Raw data

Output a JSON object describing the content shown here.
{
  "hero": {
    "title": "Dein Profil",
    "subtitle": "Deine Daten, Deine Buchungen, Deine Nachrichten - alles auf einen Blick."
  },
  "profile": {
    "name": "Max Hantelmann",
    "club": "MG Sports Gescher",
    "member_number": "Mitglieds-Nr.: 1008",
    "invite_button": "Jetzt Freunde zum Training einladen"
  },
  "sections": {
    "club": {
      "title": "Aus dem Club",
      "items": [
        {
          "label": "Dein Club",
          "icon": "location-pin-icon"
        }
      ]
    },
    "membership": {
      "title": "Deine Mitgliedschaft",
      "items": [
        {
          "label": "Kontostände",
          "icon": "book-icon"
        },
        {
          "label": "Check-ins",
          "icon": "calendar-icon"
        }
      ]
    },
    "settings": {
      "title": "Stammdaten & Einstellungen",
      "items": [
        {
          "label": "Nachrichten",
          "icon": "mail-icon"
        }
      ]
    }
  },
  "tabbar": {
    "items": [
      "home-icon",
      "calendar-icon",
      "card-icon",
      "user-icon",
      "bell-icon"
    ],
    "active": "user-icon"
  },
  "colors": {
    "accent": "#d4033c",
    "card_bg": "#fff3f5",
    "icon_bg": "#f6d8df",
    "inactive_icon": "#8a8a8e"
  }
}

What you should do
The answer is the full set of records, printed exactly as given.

Exercise response
Output a JSON object describing the content shown here.
{
  "hero": {
    "title": "Dein Profil",
    "subtitle": "Deine Daten, Deine Buchungen, Deine Nachrichten - alles auf einen Blick."
  },
  "profile": {
    "name": "Max Hantelmann",
    "club": "MG Sports Gescher",
    "member_number": "Mitglieds-Nr.: 1008",
    "invite_button": "Jetzt Freunde zum Training einladen"
  },
  "sections": {
    "club": {
      "title": "Aus dem Club",
      "items": [
        {
          "label": "Dein Club",
          "icon": "location-pin-icon"
        }
      ]
    },
    "membership": {
      "title": "Deine Mitgliedschaft",
      "items": [
        {
          "label": "Kontostände",
          "icon": "book-icon"
        },
        {
          "label": "Check-ins",
          "icon": "calendar-icon"
        }
      ]
    },
    "settings": {
      "title": "Stammdaten & Einstellungen",
      "items": [
        {
          "label": "Nachrichten",
          "icon": "mail-icon"
        }
      ]
    }
  },
  "tabbar": {
    "items": [
      "home-icon",
      "calendar-icon",
      "card-icon",
      "user-icon",
      "bell-icon"
    ],
    "active": "user-icon"
  },
  "colors": {
    "accent": "#d4033c",
    "card_bg": "#fff3f5",
    "icon_bg": "#f6d8df",
    "inactive_icon": "#8a8a8e"
  }
}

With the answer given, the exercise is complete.